**What you are asked to do:** Across the records that follow, how many lines contain the string "true"? Answer with the number only.

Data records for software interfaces
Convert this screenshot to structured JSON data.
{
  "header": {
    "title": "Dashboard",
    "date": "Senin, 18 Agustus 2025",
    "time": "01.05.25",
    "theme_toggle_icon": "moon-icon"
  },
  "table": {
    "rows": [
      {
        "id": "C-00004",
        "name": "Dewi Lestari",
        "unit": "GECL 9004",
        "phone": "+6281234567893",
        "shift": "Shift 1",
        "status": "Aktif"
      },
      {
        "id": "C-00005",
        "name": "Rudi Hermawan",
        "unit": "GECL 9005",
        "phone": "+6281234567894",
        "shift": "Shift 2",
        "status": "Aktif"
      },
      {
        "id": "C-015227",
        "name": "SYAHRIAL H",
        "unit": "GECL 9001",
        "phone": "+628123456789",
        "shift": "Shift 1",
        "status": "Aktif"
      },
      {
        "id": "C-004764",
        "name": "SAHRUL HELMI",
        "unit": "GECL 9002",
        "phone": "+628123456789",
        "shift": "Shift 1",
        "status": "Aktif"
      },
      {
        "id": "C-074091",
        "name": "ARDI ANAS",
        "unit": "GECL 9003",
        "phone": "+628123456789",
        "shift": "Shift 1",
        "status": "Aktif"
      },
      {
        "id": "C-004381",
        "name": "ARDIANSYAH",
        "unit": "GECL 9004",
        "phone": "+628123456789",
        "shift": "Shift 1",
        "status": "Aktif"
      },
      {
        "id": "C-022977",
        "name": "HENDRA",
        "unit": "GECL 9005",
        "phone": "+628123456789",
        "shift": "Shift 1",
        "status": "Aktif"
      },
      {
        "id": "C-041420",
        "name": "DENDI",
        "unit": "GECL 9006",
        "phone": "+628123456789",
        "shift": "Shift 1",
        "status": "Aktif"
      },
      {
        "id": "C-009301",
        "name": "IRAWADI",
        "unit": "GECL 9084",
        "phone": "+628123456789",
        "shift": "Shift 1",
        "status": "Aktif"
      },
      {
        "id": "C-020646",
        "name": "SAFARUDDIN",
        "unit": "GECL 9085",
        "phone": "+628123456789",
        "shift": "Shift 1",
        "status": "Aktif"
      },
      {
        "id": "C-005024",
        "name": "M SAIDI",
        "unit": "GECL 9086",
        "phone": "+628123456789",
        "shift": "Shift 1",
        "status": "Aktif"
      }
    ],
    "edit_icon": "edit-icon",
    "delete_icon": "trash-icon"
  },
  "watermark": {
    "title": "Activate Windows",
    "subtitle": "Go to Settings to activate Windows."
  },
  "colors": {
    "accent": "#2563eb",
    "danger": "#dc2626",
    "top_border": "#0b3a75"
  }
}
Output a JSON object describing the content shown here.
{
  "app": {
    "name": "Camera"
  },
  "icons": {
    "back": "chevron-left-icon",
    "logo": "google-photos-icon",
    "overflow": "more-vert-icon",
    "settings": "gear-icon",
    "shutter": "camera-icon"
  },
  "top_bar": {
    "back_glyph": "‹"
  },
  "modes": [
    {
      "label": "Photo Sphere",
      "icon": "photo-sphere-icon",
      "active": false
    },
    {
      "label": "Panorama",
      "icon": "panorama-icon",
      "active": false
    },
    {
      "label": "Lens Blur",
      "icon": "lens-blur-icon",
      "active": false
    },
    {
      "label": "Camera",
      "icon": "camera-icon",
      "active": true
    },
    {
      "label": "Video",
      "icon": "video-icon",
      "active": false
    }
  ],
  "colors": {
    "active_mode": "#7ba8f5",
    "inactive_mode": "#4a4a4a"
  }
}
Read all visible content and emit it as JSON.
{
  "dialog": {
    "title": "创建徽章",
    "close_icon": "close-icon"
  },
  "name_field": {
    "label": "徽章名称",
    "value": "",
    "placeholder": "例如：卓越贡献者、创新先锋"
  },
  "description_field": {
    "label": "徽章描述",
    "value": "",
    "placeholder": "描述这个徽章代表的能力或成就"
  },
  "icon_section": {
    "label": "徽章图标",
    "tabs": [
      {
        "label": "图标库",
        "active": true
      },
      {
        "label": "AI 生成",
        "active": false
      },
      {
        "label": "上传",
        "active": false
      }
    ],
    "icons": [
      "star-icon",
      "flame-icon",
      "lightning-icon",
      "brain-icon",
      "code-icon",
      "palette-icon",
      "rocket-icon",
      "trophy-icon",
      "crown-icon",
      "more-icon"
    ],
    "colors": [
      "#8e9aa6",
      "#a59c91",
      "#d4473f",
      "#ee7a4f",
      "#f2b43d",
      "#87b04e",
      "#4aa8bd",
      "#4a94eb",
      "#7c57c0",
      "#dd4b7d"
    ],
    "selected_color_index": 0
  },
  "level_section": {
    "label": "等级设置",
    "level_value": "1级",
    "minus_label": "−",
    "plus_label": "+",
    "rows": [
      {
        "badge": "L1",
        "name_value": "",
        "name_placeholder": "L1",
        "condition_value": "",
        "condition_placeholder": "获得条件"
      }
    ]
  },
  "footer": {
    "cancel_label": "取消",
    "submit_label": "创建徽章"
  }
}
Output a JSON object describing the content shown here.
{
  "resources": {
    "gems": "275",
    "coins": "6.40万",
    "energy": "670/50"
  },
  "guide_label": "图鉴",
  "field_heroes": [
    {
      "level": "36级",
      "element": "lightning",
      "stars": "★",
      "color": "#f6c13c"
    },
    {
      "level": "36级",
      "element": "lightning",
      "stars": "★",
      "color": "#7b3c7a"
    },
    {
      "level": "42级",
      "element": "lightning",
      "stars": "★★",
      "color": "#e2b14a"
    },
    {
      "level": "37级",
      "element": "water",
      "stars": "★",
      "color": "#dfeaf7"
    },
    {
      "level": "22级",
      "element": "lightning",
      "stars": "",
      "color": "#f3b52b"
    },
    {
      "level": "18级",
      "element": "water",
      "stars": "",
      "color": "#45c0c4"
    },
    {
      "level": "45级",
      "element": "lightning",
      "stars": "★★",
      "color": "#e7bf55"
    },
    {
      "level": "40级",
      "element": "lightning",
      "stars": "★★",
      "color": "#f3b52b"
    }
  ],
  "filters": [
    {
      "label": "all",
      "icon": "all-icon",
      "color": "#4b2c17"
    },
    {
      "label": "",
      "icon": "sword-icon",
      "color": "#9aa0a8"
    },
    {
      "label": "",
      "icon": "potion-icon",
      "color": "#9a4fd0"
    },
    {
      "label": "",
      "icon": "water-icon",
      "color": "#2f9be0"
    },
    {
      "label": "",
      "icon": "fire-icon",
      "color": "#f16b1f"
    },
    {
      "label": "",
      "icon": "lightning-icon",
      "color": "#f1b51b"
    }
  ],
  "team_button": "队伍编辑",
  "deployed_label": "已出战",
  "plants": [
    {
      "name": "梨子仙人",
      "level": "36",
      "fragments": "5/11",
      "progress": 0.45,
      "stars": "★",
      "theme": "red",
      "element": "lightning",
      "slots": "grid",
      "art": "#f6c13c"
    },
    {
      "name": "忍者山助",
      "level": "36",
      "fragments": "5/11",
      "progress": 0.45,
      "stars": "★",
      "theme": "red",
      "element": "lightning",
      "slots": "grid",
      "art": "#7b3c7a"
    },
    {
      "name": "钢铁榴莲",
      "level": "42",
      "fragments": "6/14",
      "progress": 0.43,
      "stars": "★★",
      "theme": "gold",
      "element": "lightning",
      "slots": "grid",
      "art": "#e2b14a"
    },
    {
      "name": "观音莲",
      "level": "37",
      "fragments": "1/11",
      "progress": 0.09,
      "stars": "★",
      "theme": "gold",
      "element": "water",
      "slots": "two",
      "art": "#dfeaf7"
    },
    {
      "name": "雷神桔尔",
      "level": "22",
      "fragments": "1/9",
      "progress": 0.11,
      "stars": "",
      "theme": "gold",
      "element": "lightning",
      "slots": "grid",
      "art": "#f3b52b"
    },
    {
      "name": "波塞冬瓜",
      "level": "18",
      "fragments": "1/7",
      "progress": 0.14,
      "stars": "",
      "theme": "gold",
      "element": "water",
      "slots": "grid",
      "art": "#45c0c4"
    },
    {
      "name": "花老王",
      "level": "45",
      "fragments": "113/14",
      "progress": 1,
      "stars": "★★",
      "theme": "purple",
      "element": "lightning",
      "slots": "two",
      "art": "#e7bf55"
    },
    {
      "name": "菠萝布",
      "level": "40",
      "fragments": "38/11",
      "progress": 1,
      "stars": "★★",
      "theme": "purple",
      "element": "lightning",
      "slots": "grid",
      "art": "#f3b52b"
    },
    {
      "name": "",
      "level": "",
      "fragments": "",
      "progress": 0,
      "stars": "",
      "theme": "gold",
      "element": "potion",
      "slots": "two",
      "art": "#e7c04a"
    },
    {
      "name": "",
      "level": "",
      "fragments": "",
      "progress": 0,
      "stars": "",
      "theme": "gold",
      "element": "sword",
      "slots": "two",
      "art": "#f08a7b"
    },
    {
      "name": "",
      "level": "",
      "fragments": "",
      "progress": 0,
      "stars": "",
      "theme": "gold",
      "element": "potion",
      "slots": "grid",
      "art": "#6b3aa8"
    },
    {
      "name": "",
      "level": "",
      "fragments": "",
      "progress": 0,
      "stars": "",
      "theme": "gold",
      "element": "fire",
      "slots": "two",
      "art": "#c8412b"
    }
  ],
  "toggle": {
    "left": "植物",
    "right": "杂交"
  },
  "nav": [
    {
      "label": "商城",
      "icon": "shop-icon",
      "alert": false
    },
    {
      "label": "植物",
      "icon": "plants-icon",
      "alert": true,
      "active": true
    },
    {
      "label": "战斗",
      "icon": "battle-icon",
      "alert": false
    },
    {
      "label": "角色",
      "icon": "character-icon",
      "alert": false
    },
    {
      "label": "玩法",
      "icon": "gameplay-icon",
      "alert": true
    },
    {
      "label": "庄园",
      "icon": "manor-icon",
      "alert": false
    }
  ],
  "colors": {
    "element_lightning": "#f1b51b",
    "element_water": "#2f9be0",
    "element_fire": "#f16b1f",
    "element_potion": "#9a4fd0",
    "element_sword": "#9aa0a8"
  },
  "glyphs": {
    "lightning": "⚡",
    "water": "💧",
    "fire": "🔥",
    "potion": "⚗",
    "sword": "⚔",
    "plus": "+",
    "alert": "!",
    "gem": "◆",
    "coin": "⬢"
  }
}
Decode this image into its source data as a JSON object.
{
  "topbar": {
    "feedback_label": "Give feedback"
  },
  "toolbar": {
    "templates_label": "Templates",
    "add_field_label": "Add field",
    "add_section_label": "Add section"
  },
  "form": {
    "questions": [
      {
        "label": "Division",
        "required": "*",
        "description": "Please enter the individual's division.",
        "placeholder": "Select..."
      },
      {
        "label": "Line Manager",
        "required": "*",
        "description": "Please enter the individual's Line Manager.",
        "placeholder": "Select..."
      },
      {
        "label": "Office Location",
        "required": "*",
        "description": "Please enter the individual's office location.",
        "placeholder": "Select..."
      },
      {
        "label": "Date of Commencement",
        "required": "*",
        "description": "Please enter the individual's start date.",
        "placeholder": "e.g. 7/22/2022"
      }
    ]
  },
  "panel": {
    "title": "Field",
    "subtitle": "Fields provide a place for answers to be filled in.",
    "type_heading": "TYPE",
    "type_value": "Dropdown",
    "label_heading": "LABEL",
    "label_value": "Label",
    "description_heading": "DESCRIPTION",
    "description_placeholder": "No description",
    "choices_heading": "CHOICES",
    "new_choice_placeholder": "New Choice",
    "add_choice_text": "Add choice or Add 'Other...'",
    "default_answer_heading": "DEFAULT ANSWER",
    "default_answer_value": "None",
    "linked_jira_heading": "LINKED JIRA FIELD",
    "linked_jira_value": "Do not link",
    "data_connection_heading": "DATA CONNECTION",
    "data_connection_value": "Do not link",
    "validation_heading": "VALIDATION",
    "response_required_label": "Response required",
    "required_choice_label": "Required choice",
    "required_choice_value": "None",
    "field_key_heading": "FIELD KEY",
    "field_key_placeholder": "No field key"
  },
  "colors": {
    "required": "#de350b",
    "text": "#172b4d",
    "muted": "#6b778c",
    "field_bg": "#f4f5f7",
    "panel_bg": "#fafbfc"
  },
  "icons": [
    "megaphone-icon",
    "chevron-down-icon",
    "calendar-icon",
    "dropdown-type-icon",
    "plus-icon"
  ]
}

**Reply:** 5